You are three times more likely to succeed if you work with top-level advisors or mentors. TechCrunch published a 10-year study of tech start-ups in NYC. Companies, where a top-performing entrepreneur/advisor mentored the founder, were 33% more likely to succeed than companies that didn't have advisors.
However, many startup founders don’t fully understand what an advisor is, so let’s define it.
An advisor = a person who has achieved success in an area of business related to the business you're building. They may start as a mentor but will take on a more prominent role within your company once you’ve determined their value. Advisors to start-ups often receive options for their time, experience and guidance.
The most successful entrepreneurs usually have multiple members on their advisory boards who bring different skill sets and experiences. An excellent advisory committee will connect you to other companies that could benefit your start-up and provide introductions to investors or potential partners to help you get funding for your startup. Ultimately, they give you the advice, access and legitimacy to get over the “early-stage” hump.
Check out The Ultimate Advisory Board Starter Kit to learn which types of advisors you need and how to attract them.
Hopefully, these three tips will help you look at your funding options more carefully and help you avoid wasting valuable time on options that are less likely to work for you.
Here’s to your success!
Deb Perkins is a serial entrepreneur, funding strategist, and founder of Broad of Directors, an educational platform for early-stage entrepreneurs that need a no-nonsense guide to build a great team and get funded.

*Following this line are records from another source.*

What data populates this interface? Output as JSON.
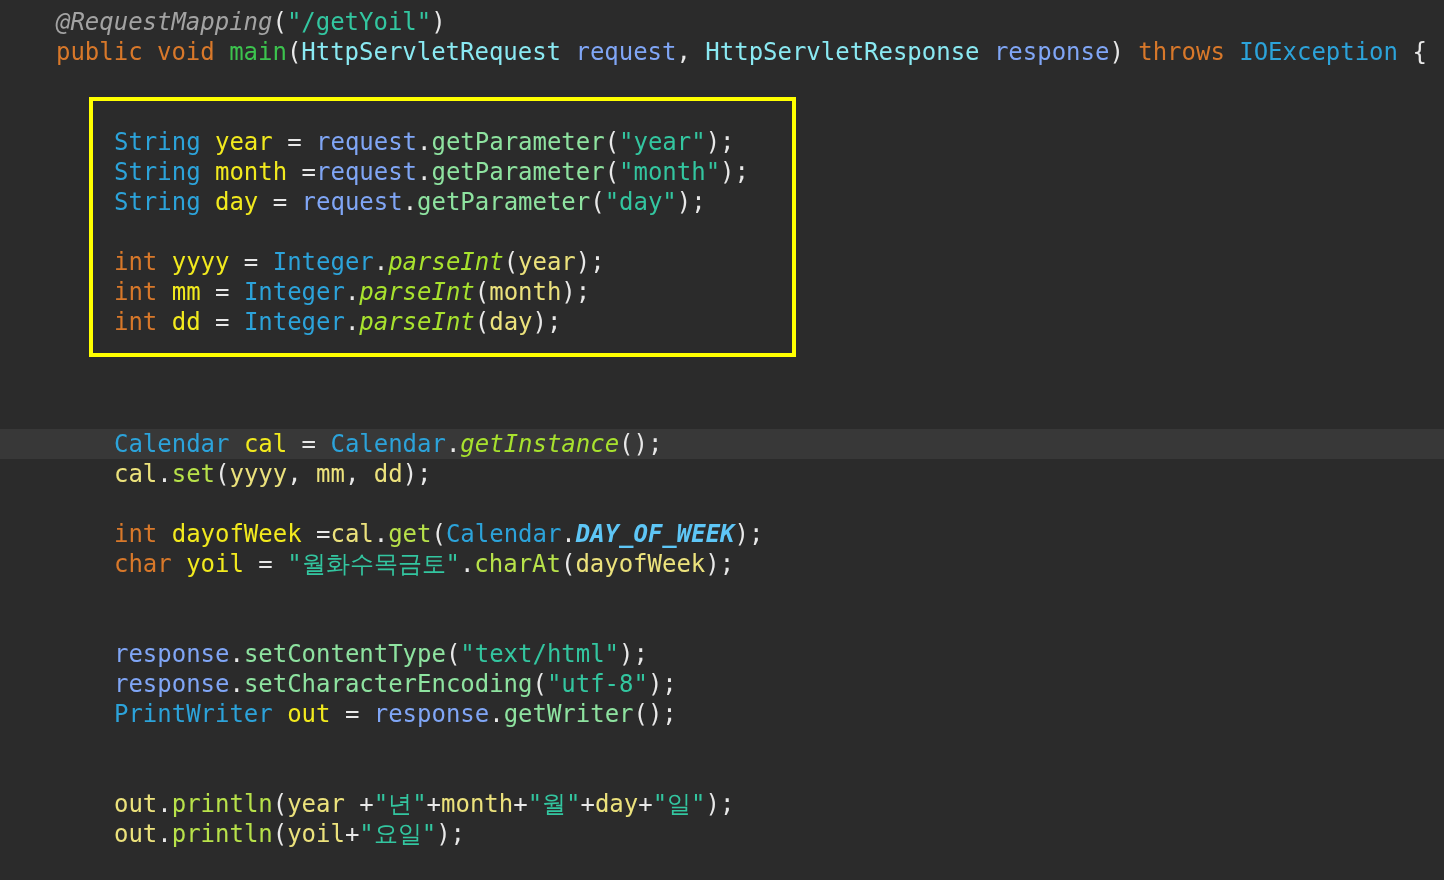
{
  "editor": {
    "sections": [
      {
        "kind": "code",
        "groups": [
          {
            "kind": "member",
            "lines": [
              {
                "current": false,
                "tokens": [
                  {
                    "kind": "annotation",
                    "text": "@RequestMapping"
                  },
                  {
                    "kind": "punct",
                    "text": "("
                  },
                  {
                    "kind": "string",
                    "text": "\"/getYoil\""
                  },
                  {
                    "kind": "punct",
                    "text": ")"
                  }
                ]
              },
              {
                "current": false,
                "tokens": [
                  {
                    "kind": "keyword",
                    "text": "public void "
                  },
                  {
                    "kind": "method_decl",
                    "text": "main"
                  },
                  {
                    "kind": "punct",
                    "text": "("
                  },
                  {
                    "kind": "type_param",
                    "text": "HttpServletRequest "
                  },
                  {
                    "kind": "param",
                    "text": "request"
                  },
                  {
                    "kind": "punct",
                    "text": ", "
                  },
                  {
                    "kind": "type_param",
                    "text": "HttpServletResponse "
                  },
                  {
                    "kind": "param",
                    "text": "response"
                  },
                  {
                    "kind": "punct",
                    "text": ") "
                  },
                  {
                    "kind": "keyword",
                    "text": "throws "
                  },
                  {
                    "kind": "type",
                    "text": "IOException"
                  },
                  {
                    "kind": "punct",
                    "text": " {"
                  }
                ]
              }
            ]
          }
        ]
      },
      {
        "kind": "highlight_box",
        "groups": [
          {
            "kind": "body",
            "lines": [
              {
                "current": false,
                "tokens": [
                  {
                    "kind": "type",
                    "text": "String "
                  },
                  {
                    "kind": "local",
                    "text": "year"
                  },
                  {
                    "kind": "punct",
                    "text": " = "
                  },
                  {
                    "kind": "param",
                    "text": "request"
                  },
                  {
                    "kind": "punct",
                    "text": "."
                  },
                  {
                    "kind": "method",
                    "text": "getParameter"
                  },
                  {
                    "kind": "punct",
                    "text": "("
                  },
                  {
                    "kind": "string",
                    "text": "\"year\""
                  },
                  {
                    "kind": "punct",
                    "text": ");"
                  }
                ]
              },
              {
                "current": false,
                "tokens": [
                  {
                    "kind": "type",
                    "text": "String "
                  },
                  {
                    "kind": "local",
                    "text": "month"
                  },
                  {
                    "kind": "punct",
                    "text": " ="
                  },
                  {
                    "kind": "param",
                    "text": "request"
                  },
                  {
                    "kind": "punct",
                    "text": "."
                  },
                  {
                    "kind": "method",
                    "text": "getParameter"
                  },
                  {
                    "kind": "punct",
                    "text": "("
                  },
                  {
                    "kind": "string",
                    "text": "\"month\""
                  },
                  {
                    "kind": "punct",
                    "text": ");"
                  }
                ]
              },
              {
                "current": false,
                "tokens": [
                  {
                    "kind": "type",
                    "text": "String "
                  },
                  {
                    "kind": "local",
                    "text": "day"
                  },
                  {
                    "kind": "punct",
                    "text": " = "
                  },
                  {
                    "kind": "param",
                    "text": "request"
                  },
                  {
                    "kind": "punct",
                    "text": "."
                  },
                  {
                    "kind": "method",
                    "text": "getParameter"
                  },
                  {
                    "kind": "punct",
                    "text": "("
                  },
                  {
                    "kind": "string",
                    "text": "\"day\""
                  },
                  {
                    "kind": "punct",
                    "text": ");"
                  }
                ]
              }
            ]
          },
          {
            "kind": "body",
            "lines": [
              {
                "current": false,
                "tokens": [
                  {
                    "kind": "keyword",
                    "text": "int "
                  },
                  {
                    "kind": "local",
                    "text": "yyyy"
                  },
                  {
                    "kind": "punct",
                    "text": " = "
                  },
                  {
                    "kind": "type",
                    "text": "Integer"
                  },
                  {
                    "kind": "punct",
                    "text": "."
                  },
                  {
                    "kind": "static_method",
                    "text": "parseInt"
                  },
                  {
                    "kind": "punct",
                    "text": "("
                  },
                  {
                    "kind": "ref",
                    "text": "year"
                  },
                  {
                    "kind": "punct",
                    "text": ");"
                  }
                ]
              },
              {
                "current": false,
                "tokens": [
                  {
                    "kind": "keyword",
                    "text": "int "
                  },
                  {
                    "kind": "local",
                    "text": "mm"
                  },
                  {
                    "kind": "punct",
                    "text": " = "
                  },
                  {
                    "kind": "type",
                    "text": "Integer"
                  },
                  {
                    "kind": "punct",
                    "text": "."
                  },
                  {
                    "kind": "static_method",
                    "text": "parseInt"
                  },
                  {
                    "kind": "punct",
                    "text": "("
                  },
                  {
                    "kind": "ref",
                    "text": "month"
                  },
                  {
                    "kind": "punct",
                    "text": ");"
                  }
                ]
              },
              {
                "current": false,
                "tokens": [
                  {
                    "kind": "keyword",
                    "text": "int "
                  },
                  {
                    "kind": "local",
                    "text": "dd"
                  },
                  {
                    "kind": "punct",
                    "text": " = "
                  },
                  {
                    "kind": "type",
                    "text": "Integer"
                  },
                  {
                    "kind": "punct",
                    "text": "."
                  },
                  {
                    "kind": "static_method",
                    "text": "parseInt"
                  },
                  {
                    "kind": "punct",
                    "text": "("
                  },
                  {
                    "kind": "ref",
                    "text": "day"
                  },
                  {
                    "kind": "punct",
                    "text": ");"
                  }
                ]
              }
            ]
          }
        ]
      },
      {
        "kind": "code",
        "groups": [
          {
            "kind": "body",
            "lines": [
              {
                "current": true,
                "tokens": [
                  {
                    "kind": "type",
                    "text": "Calendar "
                  },
                  {
                    "kind": "local",
                    "text": "cal"
                  },
                  {
                    "kind": "punct",
                    "text": " = "
                  },
                  {
                    "kind": "type",
                    "text": "Calendar"
                  },
                  {
                    "kind": "punct",
                    "text": "."
                  },
                  {
                    "kind": "static_method",
                    "text": "getInstance"
                  },
                  {
                    "kind": "punct",
                    "text": "();"
                  }
                ]
              },
              {
                "current": false,
                "tokens": [
                  {
                    "kind": "ref",
                    "text": "cal"
                  },
                  {
                    "kind": "punct",
                    "text": "."
                  },
                  {
                    "kind": "method_alt",
                    "text": "set"
                  },
                  {
                    "kind": "punct",
                    "text": "("
                  },
                  {
                    "kind": "ref",
                    "text": "yyyy"
                  },
                  {
                    "kind": "punct",
                    "text": ", "
                  },
                  {
                    "kind": "ref",
                    "text": "mm"
                  },
                  {
                    "kind": "punct",
                    "text": ", "
                  },
                  {
                    "kind": "ref",
                    "text": "dd"
                  },
                  {
                    "kind": "punct",
                    "text": ");"
                  }
                ]
              }
            ]
          },
          {
            "kind": "body",
            "lines": [
              {
                "current": false,
                "tokens": [
                  {
                    "kind": "keyword",
                    "text": "int "
                  },
                  {
                    "kind": "local",
                    "text": "dayofWeek"
                  },
                  {
                    "kind": "punct",
                    "text": " ="
                  },
                  {
                    "kind": "ref",
                    "text": "cal"
                  },
                  {
                    "kind": "punct",
                    "text": "."
                  },
                  {
                    "kind": "method_alt",
                    "text": "get"
                  },
                  {
                    "kind": "punct",
                    "text": "("
                  },
                  {
                    "kind": "type",
                    "text": "Calendar"
                  },
                  {
                    "kind": "punct",
                    "text": "."
                  },
                  {
                    "kind": "constant",
                    "text": "DAY_OF_WEEK"
                  },
                  {
                    "kind": "punct",
                    "text": ");"
                  }
                ]
              },
              {
                "current": false,
                "tokens": [
                  {
                    "kind": "keyword",
                    "text": "char "
                  },
                  {
                    "kind": "local",
                    "text": "yoil"
                  },
                  {
                    "kind": "punct",
                    "text": " = "
                  },
                  {
                    "kind": "string",
                    "text": "\"월화수목금토\""
                  },
                  {
                    "kind": "punct",
                    "text": "."
                  },
                  {
                    "kind": "method_alt",
                    "text": "charAt"
                  },
                  {
                    "kind": "punct",
                    "text": "("
                  },
                  {
                    "kind": "ref",
                    "text": "dayofWeek"
                  },
                  {
                    "kind": "punct",
                    "text": ");"
                  }
                ]
              }
            ]
          },
          {
            "kind": "body",
            "lines": [
              {
                "current": false,
                "tokens": [
                  {
                    "kind": "param",
                    "text": "response"
                  },
                  {
                    "kind": "punct",
                    "text": "."
                  },
                  {
                    "kind": "method",
                    "text": "setContentType"
                  },
                  {
                    "kind": "punct",
                    "text": "("
                  },
                  {
                    "kind": "string",
                    "text": "\"text/html\""
                  },
                  {
                    "kind": "punct",
                    "text": ");"
                  }
                ]
              },
              {
                "current": false,
                "tokens": [
                  {
                    "kind": "param",
                    "text": "response"
                  },
                  {
                    "kind": "punct",
                    "text": "."
                  },
                  {
                    "kind": "method",
                    "text": "setCharacterEncoding"
                  },
                  {
                    "kind": "punct",
                    "text": "("
                  },
                  {
                    "kind": "string",
                    "text": "\"utf-8\""
                  },
                  {
                    "kind": "punct",
                    "text": ");"
                  }
                ]
              },
              {
                "current": false,
                "tokens": [
                  {
                    "kind": "type",
                    "text": "PrintWriter "
                  },
                  {
                    "kind": "local",
                    "text": "out"
                  },
                  {
                    "kind": "punct",
                    "text": " = "
                  },
                  {
                    "kind": "param",
                    "text": "response"
                  },
                  {
                    "kind": "punct",
                    "text": "."
                  },
                  {
                    "kind": "method",
                    "text": "getWriter"
                  },
                  {
                    "kind": "punct",
                    "text": "();"
                  }
                ]
              }
            ]
          },
          {
            "kind": "body",
            "lines": [
              {
                "current": false,
                "tokens": [
                  {
                    "kind": "ref",
                    "text": "out"
                  },
                  {
                    "kind": "punct",
                    "text": "."
                  },
                  {
                    "kind": "method_alt",
                    "text": "println"
                  },
                  {
                    "kind": "punct",
                    "text": "("
                  },
                  {
                    "kind": "ref",
                    "text": "year"
                  },
                  {
                    "kind": "punct",
                    "text": " +"
                  },
                  {
                    "kind": "string",
                    "text": "\"년\""
                  },
                  {
                    "kind": "punct",
                    "text": "+"
                  },
                  {
                    "kind": "ref",
                    "text": "month"
                  },
                  {
                    "kind": "punct",
                    "text": "+"
                  },
                  {
                    "kind": "string",
                    "text": "\"월\""
                  },
                  {
                    "kind": "punct",
                    "text": "+"
                  },
                  {
                    "kind": "ref",
                    "text": "day"
                  },
                  {
                    "kind": "punct",
                    "text": "+"
                  },
                  {
                    "kind": "string",
                    "text": "\"일\""
                  },
                  {
                    "kind": "punct",
                    "text": ");"
                  }
                ]
              },
              {
                "current": false,
                "tokens": [
                  {
                    "kind": "ref",
                    "text": "out"
                  },
                  {
                    "kind": "punct",
                    "text": "."
                  },
                  {
                    "kind": "method_alt",
                    "text": "println"
                  },
                  {
                    "kind": "punct",
                    "text": "("
                  },
                  {
                    "kind": "ref",
                    "text": "yoil"
                  },
                  {
                    "kind": "punct",
                    "text": "+"
                  },
                  {
                    "kind": "string",
                    "text": "\"요일\""
                  },
                  {
                    "kind": "punct",
                    "text": ");"
                  }
                ]
              }
            ]
          }
        ]
      }
    ]
  }
}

Learn more by following us at @broadofdirectors on Instagram and FB and @broaddirectors on Twitter.